- **TASK BRIEF**: Pick each line containing the word "number" out of the data below.

[Extracted records]
+ + + + + + +

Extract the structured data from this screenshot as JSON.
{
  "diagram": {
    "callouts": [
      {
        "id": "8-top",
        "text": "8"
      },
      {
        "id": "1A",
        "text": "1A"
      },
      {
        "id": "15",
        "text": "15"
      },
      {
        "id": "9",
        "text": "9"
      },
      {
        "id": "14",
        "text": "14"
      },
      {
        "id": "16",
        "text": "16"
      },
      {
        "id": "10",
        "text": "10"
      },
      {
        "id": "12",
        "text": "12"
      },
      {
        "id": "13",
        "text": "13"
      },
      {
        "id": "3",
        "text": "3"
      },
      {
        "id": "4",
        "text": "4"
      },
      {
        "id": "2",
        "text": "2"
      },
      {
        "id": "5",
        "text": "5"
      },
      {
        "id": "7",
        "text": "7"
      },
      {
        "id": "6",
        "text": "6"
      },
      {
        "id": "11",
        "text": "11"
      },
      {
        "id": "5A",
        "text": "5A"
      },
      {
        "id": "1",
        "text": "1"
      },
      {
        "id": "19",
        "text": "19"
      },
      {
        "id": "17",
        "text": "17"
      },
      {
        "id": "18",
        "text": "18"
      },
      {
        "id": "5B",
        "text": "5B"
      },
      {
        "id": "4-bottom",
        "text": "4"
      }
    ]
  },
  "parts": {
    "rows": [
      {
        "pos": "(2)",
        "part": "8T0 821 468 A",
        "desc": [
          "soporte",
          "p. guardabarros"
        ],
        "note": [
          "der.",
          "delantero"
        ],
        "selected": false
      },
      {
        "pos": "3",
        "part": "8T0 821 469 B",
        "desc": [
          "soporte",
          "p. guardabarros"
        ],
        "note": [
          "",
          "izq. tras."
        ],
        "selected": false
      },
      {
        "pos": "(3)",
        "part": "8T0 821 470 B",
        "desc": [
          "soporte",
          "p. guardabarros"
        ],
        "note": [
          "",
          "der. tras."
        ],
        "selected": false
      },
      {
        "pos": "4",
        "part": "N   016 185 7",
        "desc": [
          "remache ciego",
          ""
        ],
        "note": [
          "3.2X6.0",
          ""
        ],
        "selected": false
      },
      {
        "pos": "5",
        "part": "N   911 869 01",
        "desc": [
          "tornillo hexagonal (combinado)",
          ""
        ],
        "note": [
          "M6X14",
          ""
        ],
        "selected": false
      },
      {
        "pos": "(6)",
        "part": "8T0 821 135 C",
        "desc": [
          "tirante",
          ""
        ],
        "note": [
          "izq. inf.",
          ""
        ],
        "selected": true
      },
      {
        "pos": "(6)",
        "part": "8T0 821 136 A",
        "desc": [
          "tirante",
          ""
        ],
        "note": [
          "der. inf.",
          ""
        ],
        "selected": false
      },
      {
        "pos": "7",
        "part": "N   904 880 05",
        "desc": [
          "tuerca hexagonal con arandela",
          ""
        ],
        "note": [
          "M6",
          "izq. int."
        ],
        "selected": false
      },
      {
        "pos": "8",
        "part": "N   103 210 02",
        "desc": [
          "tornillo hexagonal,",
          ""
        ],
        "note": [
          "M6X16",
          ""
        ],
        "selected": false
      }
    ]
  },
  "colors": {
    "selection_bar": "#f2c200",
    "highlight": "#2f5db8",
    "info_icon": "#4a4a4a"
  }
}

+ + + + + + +

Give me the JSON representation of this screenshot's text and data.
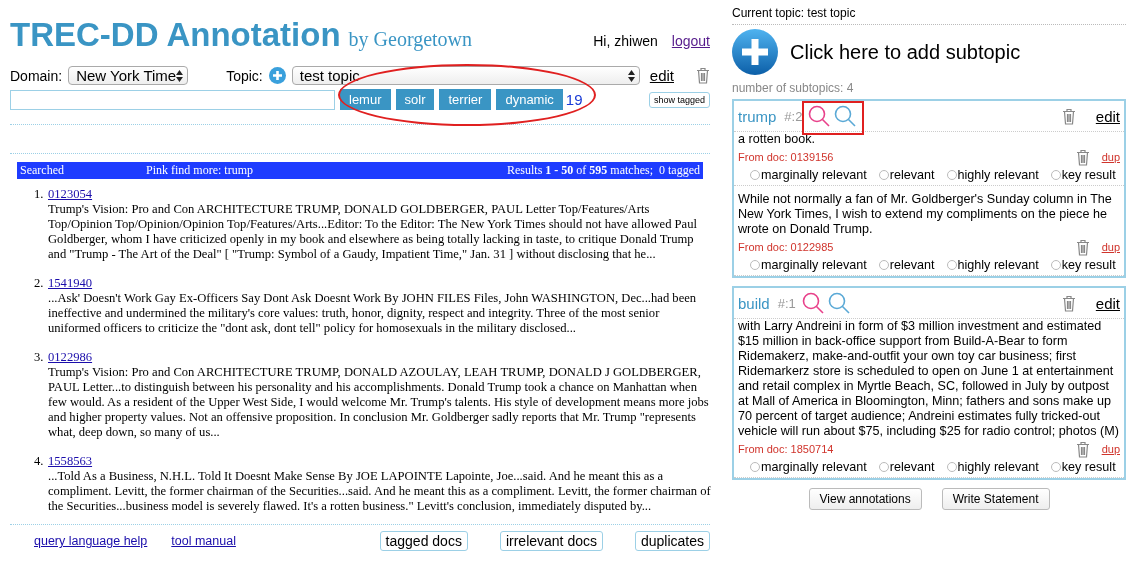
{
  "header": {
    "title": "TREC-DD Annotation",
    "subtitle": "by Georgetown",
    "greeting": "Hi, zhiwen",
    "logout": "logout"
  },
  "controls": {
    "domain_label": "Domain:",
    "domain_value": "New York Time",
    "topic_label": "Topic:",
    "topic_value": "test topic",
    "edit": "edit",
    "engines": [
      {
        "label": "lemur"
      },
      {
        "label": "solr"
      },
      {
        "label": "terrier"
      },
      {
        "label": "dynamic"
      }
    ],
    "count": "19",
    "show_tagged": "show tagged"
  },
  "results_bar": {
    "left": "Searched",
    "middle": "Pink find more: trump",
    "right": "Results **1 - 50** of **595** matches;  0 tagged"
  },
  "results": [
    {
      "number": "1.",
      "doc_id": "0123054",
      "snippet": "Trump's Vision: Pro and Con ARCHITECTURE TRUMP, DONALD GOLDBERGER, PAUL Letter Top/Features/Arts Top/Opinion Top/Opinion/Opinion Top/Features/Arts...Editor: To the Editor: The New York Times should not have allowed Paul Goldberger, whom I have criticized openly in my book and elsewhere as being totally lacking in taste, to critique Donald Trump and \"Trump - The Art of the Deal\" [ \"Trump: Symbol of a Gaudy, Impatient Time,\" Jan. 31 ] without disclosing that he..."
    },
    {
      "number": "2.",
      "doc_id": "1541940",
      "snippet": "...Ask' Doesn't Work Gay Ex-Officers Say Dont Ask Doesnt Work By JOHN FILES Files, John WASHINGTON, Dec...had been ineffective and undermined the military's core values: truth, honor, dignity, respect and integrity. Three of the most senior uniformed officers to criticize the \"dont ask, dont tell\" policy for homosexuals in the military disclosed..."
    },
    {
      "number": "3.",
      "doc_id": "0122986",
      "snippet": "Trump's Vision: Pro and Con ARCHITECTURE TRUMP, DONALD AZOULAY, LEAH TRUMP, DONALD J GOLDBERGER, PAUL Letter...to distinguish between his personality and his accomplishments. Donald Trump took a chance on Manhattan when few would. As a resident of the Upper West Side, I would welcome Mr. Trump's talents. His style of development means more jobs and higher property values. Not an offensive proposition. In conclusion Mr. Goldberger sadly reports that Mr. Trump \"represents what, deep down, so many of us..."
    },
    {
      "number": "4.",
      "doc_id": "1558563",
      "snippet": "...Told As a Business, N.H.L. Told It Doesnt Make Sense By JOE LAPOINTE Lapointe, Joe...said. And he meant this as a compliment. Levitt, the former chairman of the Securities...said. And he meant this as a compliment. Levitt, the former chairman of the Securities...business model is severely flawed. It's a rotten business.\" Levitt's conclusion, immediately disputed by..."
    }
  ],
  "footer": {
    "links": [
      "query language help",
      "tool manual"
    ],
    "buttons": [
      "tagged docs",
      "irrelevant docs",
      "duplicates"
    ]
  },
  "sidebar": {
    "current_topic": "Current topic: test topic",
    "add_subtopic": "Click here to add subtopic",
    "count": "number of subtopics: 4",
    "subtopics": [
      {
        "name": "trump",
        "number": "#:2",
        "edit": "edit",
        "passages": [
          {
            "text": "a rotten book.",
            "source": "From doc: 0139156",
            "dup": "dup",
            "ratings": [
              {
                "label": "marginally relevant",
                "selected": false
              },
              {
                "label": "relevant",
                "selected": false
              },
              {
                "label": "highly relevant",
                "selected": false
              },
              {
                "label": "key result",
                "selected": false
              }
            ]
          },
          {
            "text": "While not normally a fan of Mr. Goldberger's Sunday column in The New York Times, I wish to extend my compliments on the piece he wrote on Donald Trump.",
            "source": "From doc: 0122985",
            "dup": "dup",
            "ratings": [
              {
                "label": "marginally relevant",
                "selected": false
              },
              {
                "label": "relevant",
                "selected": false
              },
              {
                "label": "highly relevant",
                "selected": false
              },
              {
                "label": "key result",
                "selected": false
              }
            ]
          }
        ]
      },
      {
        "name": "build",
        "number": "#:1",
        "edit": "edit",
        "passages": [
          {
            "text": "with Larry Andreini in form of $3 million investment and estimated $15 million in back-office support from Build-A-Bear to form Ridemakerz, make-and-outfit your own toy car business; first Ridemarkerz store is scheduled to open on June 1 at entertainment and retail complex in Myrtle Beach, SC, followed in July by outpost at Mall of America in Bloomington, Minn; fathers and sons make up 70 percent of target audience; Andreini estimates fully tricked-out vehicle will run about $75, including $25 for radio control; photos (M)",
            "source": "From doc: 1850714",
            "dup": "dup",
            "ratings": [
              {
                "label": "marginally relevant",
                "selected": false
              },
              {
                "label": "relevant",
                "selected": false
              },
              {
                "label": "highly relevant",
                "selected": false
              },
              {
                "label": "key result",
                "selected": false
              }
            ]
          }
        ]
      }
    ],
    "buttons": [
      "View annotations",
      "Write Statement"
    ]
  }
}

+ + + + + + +

- **WRITTEN RESPONSE**:
      "number": "1.",
      "number": "2.",
      "number": "3.",
      "number": "4.",
    "count": "number of subtopics: 4",
        "number": "#:2",
        "number": "#:1",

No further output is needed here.